For most Americans, April 15th brings with it a collective sigh of relief, marking the end of yet another tax season. Your personal income taxes are done and filed, and it is time to sit back and relax until next spring. Unless, of course, you filed an extension.
While the vast majority of taxpayers have their returns prepared and processed by the mid-April due date, approximately 10 million individual taxpayers choose to extend their taxes for another six months until October 15th. An option for everyone, tax extensions can be extremely useful, especially for those still collecting information as the deadline approaches. Here’s what you need to know about making the most of a tax extension.
What Is a Federal Tax Extension?
A tax extension is an IRS-authorized opportunity to delay the filing of your taxes for another six months and is claimed by filing Form 4868.
It is extremely important to note that this provides an extension of time to file, not an extension of time to pay. Form 4868 requires you to estimate taxes due and submit payment prior to the April 15th deadline, just like all other individual taxpayers in the US. If you do not, you may be charged interest or fees on the balance you submit in the fall.
If you choose to file an extension or your CPA suggests an extension, do your best to provide all tax information you receive as soon as possible. This will allow your tax preparer the opportunity to complete as much of your return as possible to help you understand what amount, if any, you should submit to the IRS.
Why Do I Need an Extension?
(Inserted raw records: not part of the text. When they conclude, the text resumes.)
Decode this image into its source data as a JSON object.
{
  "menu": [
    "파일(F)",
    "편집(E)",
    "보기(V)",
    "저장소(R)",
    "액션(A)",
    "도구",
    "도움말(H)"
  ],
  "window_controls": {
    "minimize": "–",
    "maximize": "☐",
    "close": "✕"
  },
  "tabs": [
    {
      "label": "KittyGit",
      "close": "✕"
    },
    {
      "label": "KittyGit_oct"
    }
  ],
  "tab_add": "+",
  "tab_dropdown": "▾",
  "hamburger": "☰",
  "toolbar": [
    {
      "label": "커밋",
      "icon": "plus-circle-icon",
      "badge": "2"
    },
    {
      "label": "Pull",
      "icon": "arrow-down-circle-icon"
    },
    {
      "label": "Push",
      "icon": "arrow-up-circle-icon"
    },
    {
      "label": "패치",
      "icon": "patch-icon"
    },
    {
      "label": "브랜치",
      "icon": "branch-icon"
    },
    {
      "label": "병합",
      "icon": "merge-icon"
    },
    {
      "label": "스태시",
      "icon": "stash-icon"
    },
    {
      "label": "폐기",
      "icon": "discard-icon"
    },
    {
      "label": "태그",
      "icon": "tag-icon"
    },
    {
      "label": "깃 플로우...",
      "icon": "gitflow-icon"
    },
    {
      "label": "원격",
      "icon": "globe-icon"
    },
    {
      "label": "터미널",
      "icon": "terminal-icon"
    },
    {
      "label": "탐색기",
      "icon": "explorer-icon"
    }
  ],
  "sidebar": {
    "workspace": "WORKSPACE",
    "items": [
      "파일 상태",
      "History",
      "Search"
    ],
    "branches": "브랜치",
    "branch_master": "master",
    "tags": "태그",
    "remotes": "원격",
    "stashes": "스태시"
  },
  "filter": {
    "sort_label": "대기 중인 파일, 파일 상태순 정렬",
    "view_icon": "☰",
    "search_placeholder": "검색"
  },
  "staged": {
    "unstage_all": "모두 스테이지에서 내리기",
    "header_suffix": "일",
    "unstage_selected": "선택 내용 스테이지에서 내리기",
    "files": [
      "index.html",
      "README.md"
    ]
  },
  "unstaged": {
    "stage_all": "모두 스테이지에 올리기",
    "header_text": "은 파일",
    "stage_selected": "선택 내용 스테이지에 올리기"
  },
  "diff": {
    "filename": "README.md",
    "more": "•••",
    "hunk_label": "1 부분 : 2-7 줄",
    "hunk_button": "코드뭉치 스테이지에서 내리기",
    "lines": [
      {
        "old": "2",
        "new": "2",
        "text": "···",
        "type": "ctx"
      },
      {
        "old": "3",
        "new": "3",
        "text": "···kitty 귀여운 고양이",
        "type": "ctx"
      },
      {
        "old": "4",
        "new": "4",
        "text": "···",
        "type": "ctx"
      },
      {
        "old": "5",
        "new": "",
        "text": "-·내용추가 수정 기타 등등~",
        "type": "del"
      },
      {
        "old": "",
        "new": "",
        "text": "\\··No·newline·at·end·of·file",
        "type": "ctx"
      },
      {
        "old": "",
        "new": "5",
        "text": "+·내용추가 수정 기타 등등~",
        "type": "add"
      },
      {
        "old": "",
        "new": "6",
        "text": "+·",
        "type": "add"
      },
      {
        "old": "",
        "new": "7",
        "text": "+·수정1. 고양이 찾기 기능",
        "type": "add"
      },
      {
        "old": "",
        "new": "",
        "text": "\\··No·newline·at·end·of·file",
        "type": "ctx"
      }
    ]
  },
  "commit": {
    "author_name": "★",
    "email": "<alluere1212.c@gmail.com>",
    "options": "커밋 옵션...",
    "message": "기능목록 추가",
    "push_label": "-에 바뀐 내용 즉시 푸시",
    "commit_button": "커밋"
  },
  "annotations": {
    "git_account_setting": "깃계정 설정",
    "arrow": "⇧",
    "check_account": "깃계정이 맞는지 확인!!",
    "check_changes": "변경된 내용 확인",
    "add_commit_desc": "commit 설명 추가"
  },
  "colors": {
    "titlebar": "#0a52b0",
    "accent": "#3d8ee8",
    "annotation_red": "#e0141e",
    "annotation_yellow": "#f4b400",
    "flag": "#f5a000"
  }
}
The reasons for extensions are vast, covering everything from a complex tax return that is too tedious to complete in the thick of tax season, to outstanding forms that are not received in time for the April 15th deadline. Taxpayers with partnership income reported on Schedule K-1, for example, may not receive all necessary paperwork by mid-April. The alternative is to file Form 1040 with data omitted and then file Form 1040X to amend at a later date, which is often significantly more complicated.
Extensions can offer other benefits as well, like extending the time available to contribute to certain retirement planning vehicles, like SEP IRAs.
Are There Any Downsides to Filing an Extension?
Downsides to filing an extension are extremely limited. An extension does not increase your chances of audit and will not trigger any extra scrutiny by the IRS.
If you do not pay on time, however, you may still owe fees after the IRS processes your return, so be sure to work with your CPA to determine an accurate estimate. If you make estimated payments, your CPA may suggest making your first payment at this time as well, even if your return has not yet been filed.
Taxes can be stressful and overwhelming, but Klein Hall CPAs can make income tax as easy as possible. With tax preparation and planning services for individuals and businesses alike, we’re prepared to help you make the best decisions for you. Contact us today to learn more!